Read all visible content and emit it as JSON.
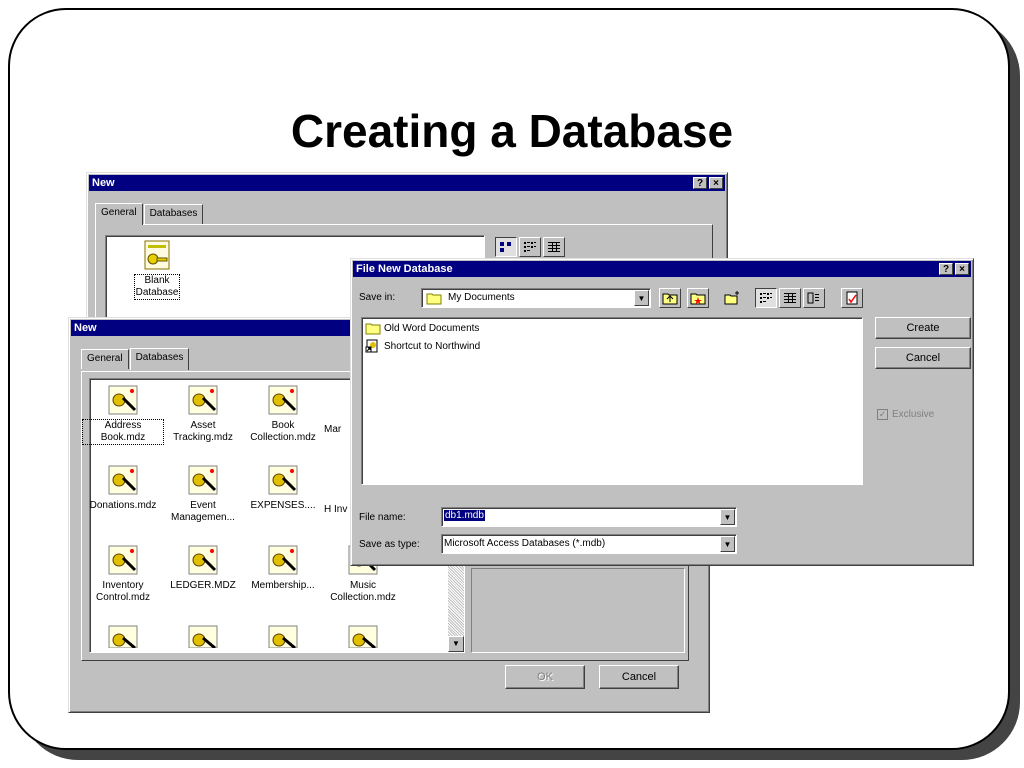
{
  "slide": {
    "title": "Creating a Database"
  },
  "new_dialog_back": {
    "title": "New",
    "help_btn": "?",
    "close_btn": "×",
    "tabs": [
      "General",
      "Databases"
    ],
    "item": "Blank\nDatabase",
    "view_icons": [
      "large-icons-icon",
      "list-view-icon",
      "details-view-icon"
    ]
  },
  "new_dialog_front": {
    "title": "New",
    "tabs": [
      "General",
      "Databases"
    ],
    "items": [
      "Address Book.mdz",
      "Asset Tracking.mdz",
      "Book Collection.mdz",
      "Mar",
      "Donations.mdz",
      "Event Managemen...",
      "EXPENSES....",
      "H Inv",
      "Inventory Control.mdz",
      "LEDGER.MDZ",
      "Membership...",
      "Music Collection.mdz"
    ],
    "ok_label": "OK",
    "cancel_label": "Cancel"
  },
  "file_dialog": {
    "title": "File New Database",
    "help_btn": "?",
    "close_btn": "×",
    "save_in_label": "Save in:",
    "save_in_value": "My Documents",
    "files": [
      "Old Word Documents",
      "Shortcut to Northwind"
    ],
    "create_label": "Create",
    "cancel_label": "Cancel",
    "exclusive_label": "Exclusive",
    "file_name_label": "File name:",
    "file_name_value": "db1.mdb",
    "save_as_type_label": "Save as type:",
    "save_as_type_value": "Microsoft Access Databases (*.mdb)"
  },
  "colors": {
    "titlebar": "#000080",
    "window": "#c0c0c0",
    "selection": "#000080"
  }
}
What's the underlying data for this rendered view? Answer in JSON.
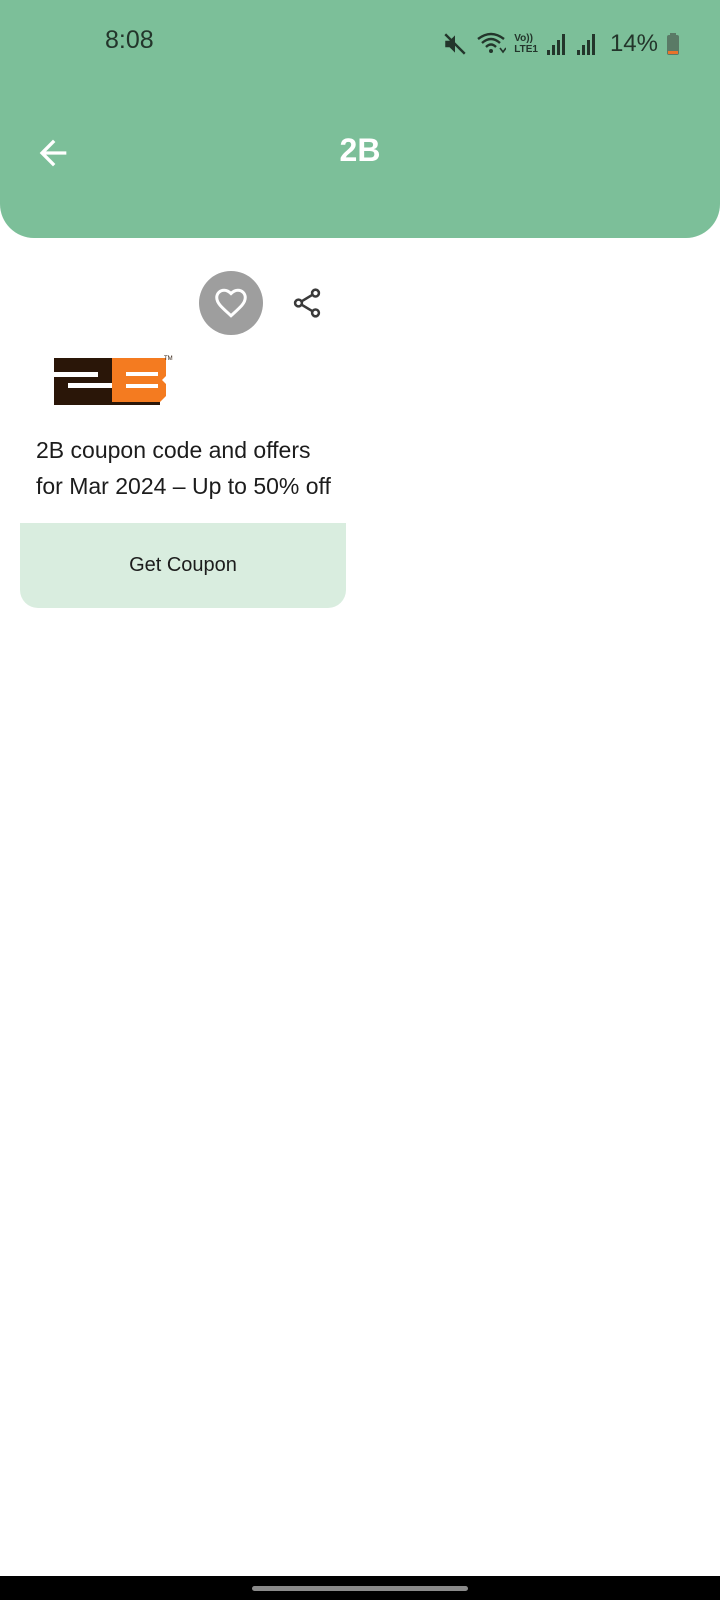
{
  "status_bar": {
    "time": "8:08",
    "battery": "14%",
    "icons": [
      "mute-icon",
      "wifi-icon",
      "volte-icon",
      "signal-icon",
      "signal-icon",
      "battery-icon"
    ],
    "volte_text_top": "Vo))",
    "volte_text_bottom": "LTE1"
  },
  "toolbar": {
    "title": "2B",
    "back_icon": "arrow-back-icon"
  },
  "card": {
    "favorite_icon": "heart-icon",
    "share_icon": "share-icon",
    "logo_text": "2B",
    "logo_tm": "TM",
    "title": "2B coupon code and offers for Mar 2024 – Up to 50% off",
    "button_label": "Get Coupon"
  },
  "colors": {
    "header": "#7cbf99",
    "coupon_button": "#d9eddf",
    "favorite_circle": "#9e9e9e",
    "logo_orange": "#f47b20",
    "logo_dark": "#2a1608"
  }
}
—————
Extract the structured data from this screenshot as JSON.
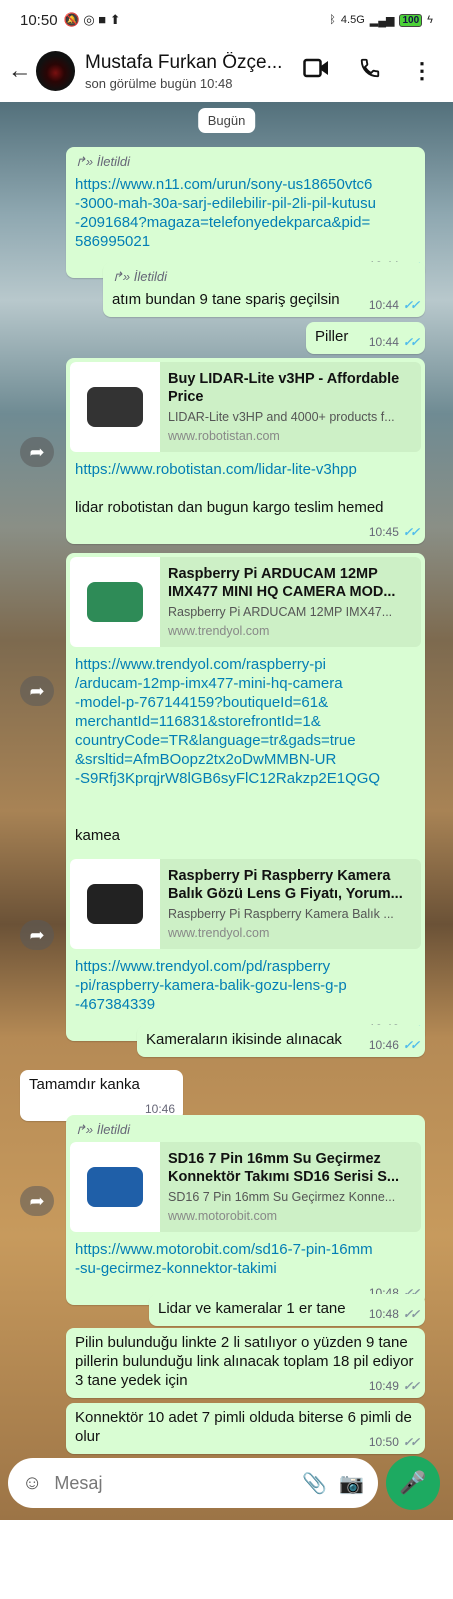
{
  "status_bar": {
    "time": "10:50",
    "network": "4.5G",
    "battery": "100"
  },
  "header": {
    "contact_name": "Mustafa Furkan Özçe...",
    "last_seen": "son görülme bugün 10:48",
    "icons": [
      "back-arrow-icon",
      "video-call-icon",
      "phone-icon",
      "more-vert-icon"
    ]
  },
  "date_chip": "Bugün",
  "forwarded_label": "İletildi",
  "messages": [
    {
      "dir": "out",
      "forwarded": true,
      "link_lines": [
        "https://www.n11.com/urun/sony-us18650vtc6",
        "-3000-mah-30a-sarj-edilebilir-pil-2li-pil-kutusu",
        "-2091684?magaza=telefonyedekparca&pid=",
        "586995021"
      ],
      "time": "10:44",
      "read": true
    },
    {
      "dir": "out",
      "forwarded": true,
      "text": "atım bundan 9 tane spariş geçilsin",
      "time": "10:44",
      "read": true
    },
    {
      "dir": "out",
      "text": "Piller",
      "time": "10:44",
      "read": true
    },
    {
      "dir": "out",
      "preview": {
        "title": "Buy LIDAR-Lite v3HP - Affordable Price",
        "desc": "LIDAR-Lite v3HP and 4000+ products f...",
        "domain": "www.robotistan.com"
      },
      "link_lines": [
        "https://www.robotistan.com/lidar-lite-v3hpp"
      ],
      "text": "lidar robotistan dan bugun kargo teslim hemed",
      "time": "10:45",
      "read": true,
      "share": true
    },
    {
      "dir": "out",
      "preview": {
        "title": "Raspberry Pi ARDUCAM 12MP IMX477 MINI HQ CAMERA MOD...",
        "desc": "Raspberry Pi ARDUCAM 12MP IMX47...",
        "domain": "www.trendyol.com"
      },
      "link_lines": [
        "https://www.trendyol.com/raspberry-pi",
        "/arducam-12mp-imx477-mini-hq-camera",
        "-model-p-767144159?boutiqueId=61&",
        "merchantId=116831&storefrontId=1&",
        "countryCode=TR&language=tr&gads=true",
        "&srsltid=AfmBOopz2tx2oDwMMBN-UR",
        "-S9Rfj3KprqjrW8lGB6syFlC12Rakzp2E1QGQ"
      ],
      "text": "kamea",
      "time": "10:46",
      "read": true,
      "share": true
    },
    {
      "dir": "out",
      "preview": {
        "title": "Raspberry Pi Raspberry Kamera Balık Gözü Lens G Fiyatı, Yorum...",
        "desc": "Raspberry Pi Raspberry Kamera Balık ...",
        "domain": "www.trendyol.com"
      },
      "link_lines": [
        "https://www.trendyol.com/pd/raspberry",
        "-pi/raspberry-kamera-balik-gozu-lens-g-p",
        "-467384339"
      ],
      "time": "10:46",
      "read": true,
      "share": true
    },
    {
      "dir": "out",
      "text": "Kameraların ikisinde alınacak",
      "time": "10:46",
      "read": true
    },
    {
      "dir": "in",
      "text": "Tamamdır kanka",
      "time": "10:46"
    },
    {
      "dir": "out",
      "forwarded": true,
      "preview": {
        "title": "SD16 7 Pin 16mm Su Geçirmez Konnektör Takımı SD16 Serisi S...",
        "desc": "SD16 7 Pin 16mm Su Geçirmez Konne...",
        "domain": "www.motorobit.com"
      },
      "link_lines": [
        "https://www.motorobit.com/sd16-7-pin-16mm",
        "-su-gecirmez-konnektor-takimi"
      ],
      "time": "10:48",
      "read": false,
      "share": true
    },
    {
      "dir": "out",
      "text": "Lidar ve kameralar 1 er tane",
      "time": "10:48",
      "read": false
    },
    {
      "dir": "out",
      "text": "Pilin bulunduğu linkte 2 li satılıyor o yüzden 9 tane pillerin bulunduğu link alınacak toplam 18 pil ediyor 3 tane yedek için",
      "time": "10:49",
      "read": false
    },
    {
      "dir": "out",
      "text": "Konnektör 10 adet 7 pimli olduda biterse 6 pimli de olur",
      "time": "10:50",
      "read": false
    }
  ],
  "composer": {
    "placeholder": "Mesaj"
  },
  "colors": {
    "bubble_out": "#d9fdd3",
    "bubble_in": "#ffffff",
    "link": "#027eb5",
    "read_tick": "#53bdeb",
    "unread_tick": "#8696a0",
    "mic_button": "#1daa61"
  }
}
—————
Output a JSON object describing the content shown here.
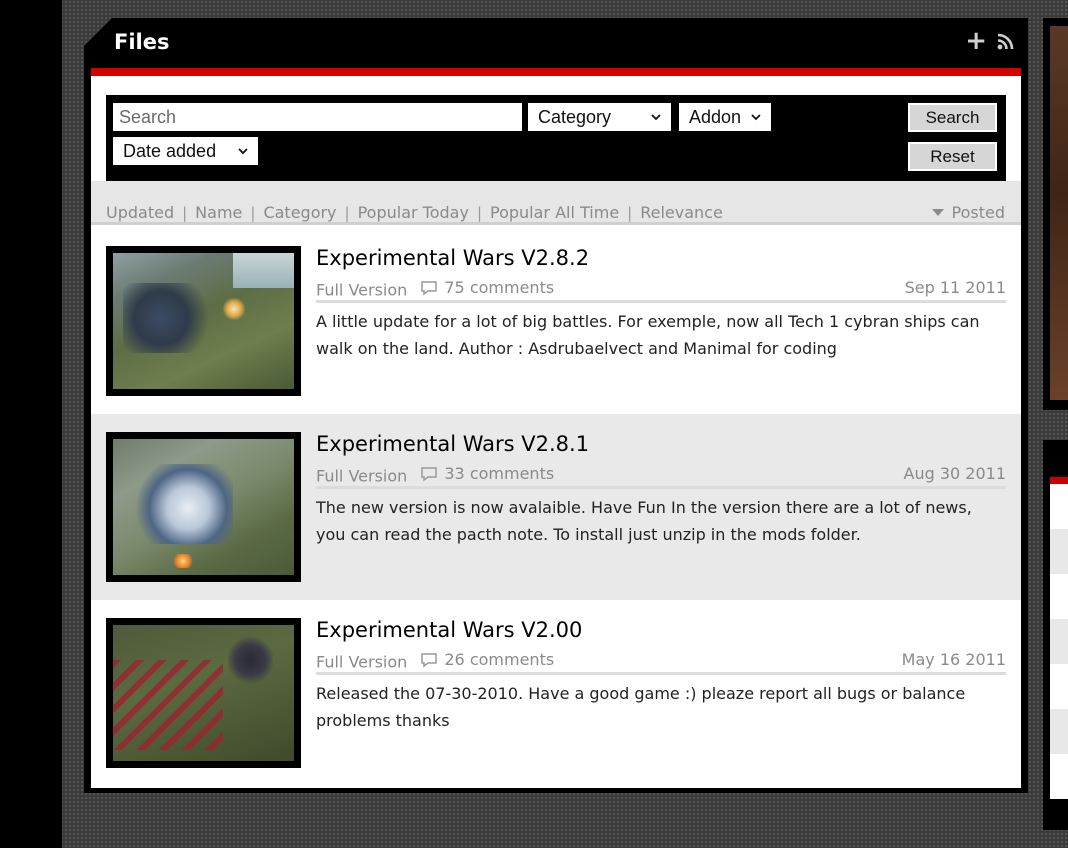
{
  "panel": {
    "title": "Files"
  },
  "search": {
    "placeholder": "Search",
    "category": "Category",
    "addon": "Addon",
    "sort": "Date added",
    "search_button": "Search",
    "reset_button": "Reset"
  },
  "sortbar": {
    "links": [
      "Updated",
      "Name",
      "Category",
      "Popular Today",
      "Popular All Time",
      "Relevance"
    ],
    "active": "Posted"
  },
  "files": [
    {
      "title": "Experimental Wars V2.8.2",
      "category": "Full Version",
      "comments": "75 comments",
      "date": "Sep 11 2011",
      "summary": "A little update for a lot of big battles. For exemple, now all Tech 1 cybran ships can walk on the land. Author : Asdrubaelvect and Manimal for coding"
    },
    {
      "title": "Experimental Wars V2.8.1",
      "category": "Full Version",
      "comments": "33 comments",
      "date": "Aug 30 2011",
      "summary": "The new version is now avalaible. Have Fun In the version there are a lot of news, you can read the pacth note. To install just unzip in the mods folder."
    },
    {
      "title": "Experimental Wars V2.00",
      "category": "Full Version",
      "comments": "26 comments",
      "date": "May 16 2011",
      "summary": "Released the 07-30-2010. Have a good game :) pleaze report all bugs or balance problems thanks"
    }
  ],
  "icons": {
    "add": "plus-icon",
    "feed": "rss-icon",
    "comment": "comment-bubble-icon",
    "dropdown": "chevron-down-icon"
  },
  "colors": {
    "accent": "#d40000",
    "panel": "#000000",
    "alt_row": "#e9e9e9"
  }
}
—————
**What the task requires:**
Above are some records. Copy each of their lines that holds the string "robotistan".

**Problem solution:**
        "domain": "www.robotistan.com"
        "https://www.robotistan.com/lidar-lite-v3hpp"
      "text": "lidar robotistan dan bugun kargo teslim hemed",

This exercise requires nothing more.